Esther McVey, the former work and pensions secretary and founder of the Blue Collar Conservative movement, has backed the Express Save Our High Streets campaign and warned that radical action will be needed once the disease is brought under control.
The issue came up in Ms McVey’s latest Blue Collar podcast aimed at “bringing people together” during the crisis and raising issues which are hitting working class communities across the country.
The podcast included a conversation with Mansfield MP Ben Bradley and former Apprentice finalist Frances Bishop who owns the Pud Store kidswear chain.
Ms Bishop said: “I actually cried [with relief] when I heard the Chancellor announce he was giving everybody a business rates holiday for 12 months.

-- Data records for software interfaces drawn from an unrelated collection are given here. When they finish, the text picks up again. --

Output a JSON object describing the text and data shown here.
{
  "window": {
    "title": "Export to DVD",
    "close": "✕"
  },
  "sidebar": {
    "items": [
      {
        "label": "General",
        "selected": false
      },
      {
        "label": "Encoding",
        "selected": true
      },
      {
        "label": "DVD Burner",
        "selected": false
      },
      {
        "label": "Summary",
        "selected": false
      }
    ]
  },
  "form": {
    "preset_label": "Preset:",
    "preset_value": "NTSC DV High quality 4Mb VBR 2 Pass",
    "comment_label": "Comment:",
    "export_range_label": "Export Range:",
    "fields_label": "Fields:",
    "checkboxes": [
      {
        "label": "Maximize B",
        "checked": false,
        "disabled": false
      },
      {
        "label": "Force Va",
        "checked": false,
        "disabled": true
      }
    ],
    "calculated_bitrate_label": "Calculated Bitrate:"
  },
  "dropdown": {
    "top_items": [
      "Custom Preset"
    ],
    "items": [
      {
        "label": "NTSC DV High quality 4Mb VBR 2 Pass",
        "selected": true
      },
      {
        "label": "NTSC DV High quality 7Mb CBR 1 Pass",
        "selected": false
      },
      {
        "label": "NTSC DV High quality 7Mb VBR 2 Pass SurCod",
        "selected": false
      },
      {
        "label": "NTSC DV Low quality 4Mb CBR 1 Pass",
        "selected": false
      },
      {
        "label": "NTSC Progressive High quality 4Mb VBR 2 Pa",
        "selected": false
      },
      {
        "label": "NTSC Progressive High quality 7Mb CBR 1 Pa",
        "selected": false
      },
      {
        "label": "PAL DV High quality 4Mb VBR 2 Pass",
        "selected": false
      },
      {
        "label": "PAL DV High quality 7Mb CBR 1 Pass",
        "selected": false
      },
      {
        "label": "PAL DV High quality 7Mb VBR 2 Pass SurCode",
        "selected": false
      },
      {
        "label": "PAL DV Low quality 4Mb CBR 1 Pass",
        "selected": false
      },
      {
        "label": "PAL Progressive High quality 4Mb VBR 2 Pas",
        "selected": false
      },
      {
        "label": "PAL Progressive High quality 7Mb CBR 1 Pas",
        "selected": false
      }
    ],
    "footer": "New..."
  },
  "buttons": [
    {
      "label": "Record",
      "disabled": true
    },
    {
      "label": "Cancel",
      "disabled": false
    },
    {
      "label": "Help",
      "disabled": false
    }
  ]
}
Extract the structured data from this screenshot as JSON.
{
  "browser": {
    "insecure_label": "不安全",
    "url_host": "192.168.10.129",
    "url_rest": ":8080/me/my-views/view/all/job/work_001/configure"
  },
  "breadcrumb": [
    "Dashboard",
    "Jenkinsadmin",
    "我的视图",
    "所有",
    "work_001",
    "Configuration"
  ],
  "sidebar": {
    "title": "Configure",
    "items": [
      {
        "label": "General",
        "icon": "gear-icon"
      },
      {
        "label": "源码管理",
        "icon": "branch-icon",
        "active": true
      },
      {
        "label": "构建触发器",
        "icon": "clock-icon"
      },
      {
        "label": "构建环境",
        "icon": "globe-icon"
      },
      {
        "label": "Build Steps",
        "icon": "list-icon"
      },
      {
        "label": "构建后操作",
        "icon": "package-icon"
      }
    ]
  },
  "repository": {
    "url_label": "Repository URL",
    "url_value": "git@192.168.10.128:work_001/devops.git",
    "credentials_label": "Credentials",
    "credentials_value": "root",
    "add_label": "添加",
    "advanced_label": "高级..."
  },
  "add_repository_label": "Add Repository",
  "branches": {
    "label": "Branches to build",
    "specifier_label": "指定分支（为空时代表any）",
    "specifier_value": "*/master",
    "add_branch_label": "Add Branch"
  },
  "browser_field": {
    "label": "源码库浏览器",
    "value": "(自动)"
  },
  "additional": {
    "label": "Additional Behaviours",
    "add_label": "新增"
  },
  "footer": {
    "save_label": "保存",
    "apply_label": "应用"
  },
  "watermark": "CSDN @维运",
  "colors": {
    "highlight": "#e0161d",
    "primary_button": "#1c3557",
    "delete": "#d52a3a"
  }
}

“We have really big business rates and I have been quite vocal about that in the past, not just because of coronavirus.
“If the government could find another way to tax retailers or hospitality businesses as opposed to business rates which I think is very outdated now, then it might end up with the government getting more revenue but it would give retailers, high streets and communities a chance to rebuild again.”
She pointed out that each month her business rates cost almost £5,000 – £3,000 in Sheffield £1,000 in Mansfield, £600 in Newark and £300 in Doncaster.
She said: “That’s a lot of money and if we could plough that back into the business we could employ more people, invest more in the infrastructure side of the business to allow us withstand more and adapt and evolve.
“This [coronavirus] business rates measure has been a lifeline and allowed us to invest for the future and I hope this is the catalyst the government needs that we can reform business rates and do it in a fairer way.”
Ms McVey, the MP for Tatton, said that the Government now needs to look at abolishing business rates and replace it with a sales tax which could bring in online companies like Amazon who currently pay very little tax.
She said: “If there is one thing that the coronavirus crisis has highlighted for the economy it is that getting rid of business rates is essential. It’s an out of date tax that needs modernising so that it falls fairly on all businesses and doesn’t destroy the high street.”